[Start of Attachment]

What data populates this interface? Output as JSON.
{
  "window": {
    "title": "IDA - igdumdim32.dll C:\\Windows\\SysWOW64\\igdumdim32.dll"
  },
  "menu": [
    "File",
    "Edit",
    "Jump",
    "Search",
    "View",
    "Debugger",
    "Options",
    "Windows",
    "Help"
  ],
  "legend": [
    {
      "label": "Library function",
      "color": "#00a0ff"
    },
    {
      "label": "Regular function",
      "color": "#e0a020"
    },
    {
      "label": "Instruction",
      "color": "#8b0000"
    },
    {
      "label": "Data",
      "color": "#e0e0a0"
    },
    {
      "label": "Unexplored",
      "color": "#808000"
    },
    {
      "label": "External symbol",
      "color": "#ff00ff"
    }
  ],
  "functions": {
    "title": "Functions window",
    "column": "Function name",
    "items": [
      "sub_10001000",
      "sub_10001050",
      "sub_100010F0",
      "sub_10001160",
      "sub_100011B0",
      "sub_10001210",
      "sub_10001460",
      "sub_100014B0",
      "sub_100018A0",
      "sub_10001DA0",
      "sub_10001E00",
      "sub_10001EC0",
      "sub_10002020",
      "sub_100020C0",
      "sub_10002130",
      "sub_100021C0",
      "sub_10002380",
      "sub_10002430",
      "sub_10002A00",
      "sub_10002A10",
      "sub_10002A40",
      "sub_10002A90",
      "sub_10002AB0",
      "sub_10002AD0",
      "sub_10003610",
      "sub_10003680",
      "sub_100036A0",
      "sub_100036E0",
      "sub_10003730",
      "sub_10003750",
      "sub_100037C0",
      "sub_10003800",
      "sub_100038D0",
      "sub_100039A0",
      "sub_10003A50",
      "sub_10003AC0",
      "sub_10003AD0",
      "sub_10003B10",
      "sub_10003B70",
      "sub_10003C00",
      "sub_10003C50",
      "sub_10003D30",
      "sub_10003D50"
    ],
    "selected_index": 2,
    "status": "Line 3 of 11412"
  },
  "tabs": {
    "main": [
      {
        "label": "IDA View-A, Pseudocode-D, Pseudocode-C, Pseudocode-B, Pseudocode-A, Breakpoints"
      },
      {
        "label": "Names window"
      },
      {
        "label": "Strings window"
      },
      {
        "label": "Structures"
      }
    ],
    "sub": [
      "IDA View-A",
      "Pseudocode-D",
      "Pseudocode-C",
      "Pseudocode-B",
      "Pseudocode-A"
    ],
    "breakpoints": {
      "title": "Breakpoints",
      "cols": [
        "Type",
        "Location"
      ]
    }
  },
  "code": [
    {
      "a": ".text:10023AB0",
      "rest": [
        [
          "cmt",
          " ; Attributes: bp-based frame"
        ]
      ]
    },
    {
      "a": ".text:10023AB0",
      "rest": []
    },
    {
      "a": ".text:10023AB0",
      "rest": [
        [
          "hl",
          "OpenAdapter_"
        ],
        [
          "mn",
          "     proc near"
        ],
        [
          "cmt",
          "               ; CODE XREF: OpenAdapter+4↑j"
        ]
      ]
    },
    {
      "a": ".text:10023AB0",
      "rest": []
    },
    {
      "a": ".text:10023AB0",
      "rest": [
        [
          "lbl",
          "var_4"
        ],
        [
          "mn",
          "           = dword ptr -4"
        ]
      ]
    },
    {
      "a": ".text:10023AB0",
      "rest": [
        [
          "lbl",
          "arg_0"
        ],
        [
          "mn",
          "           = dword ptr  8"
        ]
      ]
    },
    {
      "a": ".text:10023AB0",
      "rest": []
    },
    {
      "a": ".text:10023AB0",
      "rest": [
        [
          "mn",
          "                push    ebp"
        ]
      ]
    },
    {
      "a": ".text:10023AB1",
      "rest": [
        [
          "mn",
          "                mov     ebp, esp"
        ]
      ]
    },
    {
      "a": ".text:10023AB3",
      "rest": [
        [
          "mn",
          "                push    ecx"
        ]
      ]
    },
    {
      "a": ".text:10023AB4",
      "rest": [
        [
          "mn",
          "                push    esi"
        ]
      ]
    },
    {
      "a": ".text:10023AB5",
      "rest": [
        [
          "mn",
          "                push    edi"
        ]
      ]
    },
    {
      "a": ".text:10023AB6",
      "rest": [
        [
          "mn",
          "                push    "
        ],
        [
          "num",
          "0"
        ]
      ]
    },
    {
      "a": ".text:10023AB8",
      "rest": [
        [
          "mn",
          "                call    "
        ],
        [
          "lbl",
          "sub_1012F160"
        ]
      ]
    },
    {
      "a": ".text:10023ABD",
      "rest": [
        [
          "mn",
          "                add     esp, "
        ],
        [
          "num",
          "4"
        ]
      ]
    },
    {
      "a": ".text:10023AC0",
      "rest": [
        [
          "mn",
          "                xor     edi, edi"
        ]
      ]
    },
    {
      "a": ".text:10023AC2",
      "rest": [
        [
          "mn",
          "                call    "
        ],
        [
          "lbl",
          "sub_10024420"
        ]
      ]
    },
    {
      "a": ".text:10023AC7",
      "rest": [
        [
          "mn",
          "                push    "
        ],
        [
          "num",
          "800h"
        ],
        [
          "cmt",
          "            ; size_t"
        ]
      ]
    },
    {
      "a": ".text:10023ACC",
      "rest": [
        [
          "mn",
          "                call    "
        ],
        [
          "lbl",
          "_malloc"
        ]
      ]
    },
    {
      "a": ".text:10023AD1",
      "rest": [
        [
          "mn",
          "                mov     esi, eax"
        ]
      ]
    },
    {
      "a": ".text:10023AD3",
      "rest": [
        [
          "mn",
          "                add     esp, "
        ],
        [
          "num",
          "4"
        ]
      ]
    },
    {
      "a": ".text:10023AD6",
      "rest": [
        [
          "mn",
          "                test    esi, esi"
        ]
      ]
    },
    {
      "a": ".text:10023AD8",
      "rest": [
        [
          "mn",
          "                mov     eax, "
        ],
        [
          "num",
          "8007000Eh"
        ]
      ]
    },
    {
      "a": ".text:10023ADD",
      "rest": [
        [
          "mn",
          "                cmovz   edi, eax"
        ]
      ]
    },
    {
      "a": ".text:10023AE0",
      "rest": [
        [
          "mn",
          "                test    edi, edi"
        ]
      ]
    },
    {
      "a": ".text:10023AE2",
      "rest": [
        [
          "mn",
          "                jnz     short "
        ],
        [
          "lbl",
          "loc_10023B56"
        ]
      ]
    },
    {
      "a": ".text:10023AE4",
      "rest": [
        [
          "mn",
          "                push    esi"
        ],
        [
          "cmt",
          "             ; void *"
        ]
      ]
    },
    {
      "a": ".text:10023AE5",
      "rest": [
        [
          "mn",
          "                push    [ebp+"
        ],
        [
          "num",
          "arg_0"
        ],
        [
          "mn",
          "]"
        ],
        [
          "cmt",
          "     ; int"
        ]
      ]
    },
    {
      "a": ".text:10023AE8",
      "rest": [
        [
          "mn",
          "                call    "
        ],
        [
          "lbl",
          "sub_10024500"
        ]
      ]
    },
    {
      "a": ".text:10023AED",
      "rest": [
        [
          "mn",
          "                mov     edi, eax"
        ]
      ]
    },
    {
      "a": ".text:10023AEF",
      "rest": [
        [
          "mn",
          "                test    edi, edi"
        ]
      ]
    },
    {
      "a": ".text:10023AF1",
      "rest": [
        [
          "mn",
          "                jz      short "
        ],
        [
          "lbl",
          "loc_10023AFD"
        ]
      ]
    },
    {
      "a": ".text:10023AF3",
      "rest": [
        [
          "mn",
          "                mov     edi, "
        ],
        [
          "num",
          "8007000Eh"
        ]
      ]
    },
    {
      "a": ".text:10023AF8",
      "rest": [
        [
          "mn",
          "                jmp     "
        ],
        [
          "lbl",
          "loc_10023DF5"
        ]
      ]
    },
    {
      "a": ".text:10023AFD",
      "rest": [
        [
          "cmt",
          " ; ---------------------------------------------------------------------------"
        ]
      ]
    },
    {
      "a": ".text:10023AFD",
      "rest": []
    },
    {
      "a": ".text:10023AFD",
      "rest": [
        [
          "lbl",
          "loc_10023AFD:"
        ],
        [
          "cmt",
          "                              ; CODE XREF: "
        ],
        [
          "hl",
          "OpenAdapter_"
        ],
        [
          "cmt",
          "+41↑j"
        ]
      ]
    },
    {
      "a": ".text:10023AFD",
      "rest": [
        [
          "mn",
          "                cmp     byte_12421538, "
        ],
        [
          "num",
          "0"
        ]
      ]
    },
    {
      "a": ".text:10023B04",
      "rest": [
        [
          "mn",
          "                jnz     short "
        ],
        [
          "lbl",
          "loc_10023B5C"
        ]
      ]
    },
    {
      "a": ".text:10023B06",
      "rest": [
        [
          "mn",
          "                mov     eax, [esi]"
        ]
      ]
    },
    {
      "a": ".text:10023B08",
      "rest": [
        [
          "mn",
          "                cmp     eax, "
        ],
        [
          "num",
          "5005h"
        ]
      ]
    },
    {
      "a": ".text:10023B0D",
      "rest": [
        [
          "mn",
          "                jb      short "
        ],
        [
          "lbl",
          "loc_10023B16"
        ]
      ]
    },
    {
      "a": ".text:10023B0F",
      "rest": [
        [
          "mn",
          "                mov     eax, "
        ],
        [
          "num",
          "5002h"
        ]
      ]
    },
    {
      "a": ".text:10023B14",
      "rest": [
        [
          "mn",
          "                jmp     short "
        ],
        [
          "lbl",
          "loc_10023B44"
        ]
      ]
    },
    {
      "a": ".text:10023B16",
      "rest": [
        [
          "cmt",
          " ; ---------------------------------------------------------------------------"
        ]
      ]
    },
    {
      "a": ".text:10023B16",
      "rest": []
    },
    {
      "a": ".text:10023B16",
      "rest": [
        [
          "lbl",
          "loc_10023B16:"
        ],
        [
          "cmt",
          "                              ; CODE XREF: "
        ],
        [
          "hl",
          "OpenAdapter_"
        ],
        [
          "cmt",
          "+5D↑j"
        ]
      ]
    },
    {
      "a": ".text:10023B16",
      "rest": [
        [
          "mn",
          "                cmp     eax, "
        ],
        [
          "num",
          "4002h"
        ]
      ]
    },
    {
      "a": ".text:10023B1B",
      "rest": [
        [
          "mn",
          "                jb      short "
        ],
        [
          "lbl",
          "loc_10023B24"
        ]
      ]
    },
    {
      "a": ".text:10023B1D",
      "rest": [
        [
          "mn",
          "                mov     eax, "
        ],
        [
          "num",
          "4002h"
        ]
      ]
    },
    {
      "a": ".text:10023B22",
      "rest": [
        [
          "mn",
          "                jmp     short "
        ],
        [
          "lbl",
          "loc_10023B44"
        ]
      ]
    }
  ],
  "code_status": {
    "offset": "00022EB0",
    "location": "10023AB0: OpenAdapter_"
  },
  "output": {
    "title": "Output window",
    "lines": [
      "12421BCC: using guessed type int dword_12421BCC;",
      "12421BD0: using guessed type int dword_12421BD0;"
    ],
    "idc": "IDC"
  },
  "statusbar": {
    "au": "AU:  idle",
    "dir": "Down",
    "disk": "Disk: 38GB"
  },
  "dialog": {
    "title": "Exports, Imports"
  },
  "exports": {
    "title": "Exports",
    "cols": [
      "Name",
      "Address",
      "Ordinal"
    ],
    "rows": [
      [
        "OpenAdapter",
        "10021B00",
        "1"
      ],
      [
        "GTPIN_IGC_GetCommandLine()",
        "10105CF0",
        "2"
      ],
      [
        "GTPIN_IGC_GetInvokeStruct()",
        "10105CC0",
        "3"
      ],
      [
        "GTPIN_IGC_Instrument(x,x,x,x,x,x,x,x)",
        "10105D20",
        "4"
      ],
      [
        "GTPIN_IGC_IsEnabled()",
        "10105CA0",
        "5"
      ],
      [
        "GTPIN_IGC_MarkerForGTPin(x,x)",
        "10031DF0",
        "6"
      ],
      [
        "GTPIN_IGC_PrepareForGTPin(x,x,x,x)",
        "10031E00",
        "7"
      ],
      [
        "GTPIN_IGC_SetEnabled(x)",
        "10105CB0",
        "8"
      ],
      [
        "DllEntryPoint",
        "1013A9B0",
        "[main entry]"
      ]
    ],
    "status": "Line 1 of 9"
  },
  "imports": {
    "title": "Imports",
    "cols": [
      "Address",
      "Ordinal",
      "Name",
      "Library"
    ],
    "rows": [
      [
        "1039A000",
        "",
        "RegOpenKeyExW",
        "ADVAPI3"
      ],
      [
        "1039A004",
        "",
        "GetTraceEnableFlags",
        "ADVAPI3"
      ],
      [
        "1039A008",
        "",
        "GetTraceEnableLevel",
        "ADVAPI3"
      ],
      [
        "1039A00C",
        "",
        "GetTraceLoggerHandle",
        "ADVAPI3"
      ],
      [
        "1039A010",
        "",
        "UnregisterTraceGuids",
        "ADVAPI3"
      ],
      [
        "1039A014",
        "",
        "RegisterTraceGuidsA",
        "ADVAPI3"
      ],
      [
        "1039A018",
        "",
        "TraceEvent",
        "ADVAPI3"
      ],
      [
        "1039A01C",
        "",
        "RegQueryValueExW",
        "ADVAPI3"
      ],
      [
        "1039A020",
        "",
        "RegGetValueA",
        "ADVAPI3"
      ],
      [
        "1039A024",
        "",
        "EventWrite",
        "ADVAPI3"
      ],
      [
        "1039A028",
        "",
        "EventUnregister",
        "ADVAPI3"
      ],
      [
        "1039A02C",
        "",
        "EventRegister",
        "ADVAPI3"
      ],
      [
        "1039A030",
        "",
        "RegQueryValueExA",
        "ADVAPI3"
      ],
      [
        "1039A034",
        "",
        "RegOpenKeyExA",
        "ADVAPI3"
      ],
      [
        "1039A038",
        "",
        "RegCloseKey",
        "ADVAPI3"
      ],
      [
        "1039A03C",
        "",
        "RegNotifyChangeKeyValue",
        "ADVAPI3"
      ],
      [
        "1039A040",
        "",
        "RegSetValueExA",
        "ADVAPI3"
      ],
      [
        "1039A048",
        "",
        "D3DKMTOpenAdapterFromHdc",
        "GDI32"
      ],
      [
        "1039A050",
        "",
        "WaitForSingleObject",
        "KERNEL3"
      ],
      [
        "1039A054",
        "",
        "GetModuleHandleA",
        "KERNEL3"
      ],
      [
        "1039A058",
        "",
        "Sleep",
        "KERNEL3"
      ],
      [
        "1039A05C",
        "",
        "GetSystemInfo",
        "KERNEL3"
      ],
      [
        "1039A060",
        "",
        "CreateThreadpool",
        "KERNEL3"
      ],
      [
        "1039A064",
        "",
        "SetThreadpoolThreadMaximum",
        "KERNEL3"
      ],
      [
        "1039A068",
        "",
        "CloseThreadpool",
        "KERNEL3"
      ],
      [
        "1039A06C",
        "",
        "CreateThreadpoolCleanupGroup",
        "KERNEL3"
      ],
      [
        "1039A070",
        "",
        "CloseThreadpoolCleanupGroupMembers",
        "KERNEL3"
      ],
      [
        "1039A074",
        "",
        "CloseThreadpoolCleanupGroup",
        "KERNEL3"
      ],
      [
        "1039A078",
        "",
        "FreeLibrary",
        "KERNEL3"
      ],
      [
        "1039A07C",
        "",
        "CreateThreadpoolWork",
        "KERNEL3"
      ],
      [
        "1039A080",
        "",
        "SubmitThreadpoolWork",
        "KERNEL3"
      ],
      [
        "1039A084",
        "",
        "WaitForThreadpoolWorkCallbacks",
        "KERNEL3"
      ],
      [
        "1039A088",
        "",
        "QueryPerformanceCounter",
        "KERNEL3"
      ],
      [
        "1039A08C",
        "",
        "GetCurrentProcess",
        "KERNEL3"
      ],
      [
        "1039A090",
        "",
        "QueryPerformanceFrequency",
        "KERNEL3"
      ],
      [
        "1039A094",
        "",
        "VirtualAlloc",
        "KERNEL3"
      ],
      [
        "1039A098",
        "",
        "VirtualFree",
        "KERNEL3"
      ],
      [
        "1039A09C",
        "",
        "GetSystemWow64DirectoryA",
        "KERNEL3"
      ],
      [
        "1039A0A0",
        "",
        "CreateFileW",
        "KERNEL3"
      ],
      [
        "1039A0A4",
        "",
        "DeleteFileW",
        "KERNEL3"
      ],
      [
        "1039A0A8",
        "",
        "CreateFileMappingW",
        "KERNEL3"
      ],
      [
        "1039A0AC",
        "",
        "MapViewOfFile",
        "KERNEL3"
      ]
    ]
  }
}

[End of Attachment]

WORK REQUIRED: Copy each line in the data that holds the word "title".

EXERCISE RESPONSE:
    "title": "IDA - igdumdim32.dll C:\\Windows\\SysWOW64\\igdumdim32.dll"
    "title": "Functions window",
      "title": "Breakpoints",
    "title": "Output window",
    "title": "Exports, Imports"
    "title": "Exports",
    "title": "Imports",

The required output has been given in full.